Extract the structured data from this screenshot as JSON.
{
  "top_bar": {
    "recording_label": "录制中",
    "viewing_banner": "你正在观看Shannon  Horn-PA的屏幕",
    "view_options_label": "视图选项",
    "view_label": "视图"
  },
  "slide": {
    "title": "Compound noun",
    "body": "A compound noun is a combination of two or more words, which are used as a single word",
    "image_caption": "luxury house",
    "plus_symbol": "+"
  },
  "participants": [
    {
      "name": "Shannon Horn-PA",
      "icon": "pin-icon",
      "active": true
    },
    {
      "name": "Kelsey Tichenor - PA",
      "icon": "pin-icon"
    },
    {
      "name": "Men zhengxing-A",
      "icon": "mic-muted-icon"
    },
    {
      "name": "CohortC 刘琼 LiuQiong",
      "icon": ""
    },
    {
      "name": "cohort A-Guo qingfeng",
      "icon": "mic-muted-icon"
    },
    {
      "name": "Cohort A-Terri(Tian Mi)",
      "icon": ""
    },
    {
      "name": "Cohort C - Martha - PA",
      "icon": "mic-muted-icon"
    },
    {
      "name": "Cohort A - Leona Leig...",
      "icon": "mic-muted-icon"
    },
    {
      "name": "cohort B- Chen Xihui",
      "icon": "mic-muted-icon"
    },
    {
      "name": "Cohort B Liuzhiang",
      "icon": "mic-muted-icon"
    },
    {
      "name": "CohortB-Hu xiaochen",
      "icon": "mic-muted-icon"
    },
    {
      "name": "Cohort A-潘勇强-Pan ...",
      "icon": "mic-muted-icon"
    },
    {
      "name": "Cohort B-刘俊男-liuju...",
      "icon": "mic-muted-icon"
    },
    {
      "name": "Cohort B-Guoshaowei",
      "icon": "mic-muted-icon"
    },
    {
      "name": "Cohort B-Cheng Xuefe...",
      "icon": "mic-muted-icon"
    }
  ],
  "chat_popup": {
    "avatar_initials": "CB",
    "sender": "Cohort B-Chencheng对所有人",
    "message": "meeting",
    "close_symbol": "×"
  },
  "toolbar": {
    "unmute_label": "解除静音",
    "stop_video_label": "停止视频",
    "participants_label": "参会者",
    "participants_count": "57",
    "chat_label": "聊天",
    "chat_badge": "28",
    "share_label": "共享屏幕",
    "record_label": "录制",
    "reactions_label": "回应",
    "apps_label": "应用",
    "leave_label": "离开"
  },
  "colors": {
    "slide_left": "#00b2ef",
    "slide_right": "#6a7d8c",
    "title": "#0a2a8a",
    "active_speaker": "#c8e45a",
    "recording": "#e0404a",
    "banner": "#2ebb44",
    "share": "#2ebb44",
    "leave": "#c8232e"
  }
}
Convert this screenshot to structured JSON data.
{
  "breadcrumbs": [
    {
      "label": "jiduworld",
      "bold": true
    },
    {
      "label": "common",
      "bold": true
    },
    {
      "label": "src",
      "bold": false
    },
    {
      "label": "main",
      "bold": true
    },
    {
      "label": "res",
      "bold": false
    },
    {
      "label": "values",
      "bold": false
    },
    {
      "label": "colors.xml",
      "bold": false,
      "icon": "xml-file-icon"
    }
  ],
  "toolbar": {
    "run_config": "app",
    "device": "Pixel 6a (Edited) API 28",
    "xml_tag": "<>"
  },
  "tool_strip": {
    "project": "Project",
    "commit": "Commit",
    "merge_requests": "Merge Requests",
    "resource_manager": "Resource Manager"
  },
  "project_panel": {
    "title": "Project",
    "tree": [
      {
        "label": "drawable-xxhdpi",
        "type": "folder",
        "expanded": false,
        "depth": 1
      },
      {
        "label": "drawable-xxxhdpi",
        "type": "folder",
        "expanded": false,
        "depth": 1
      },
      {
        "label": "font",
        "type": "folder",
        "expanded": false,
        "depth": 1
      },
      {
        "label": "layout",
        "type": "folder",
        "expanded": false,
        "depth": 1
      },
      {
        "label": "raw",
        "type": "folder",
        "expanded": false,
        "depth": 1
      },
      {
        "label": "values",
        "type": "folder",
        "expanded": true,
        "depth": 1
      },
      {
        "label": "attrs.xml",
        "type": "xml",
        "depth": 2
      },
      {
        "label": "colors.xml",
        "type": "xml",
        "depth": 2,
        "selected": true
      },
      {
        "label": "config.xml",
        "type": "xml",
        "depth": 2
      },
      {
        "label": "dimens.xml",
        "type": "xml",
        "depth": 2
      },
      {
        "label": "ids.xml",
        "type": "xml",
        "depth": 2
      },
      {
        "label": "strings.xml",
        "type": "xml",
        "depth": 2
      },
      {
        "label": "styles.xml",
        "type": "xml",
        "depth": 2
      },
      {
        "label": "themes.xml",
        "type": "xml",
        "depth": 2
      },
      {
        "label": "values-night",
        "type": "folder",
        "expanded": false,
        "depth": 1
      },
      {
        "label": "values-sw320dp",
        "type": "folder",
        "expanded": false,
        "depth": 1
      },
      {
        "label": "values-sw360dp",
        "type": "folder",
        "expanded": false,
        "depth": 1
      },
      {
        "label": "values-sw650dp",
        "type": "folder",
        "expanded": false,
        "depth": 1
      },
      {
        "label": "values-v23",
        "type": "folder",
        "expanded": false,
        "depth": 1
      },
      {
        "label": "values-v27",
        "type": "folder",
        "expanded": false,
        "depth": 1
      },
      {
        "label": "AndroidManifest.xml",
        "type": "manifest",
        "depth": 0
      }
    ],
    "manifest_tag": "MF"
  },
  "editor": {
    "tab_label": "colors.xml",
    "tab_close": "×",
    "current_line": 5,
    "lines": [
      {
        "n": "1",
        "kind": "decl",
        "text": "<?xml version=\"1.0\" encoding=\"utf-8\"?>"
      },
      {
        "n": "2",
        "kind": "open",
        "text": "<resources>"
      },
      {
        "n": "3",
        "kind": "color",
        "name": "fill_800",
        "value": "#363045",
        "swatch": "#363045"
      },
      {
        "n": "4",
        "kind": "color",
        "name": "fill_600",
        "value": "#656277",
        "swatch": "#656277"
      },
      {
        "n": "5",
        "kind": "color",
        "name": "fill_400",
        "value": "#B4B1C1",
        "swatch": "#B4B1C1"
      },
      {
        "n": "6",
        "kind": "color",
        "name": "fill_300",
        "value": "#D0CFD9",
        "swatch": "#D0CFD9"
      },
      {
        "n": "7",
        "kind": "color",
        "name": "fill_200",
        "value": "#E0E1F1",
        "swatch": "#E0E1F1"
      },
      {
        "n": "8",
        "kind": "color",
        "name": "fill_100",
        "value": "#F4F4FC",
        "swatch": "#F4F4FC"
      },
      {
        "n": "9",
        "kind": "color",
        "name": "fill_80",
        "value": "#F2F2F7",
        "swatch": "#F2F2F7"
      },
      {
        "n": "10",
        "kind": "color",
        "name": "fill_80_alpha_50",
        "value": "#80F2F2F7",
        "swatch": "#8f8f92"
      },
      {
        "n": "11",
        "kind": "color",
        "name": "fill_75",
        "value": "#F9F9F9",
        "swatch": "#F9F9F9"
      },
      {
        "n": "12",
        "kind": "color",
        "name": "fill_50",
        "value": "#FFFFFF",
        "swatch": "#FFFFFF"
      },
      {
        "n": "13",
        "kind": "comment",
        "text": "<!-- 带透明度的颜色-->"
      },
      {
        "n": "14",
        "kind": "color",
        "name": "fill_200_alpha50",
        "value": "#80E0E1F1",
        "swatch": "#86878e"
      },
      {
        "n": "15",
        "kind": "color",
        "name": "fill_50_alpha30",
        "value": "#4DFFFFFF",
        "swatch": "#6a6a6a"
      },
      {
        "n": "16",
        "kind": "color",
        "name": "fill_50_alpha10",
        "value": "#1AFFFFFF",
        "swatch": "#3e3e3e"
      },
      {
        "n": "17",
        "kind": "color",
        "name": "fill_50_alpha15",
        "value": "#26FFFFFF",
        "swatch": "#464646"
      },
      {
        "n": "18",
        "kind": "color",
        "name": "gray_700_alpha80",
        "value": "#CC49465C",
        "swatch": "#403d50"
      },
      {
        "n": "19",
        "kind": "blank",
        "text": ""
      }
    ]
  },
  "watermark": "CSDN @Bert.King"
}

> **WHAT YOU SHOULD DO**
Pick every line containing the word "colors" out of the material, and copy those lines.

> **EXERCISE SOLUTION**
  "colors": {
      "label": "colors.xml",
        "label": "colors.xml",
    "tab_label": "colors.xml",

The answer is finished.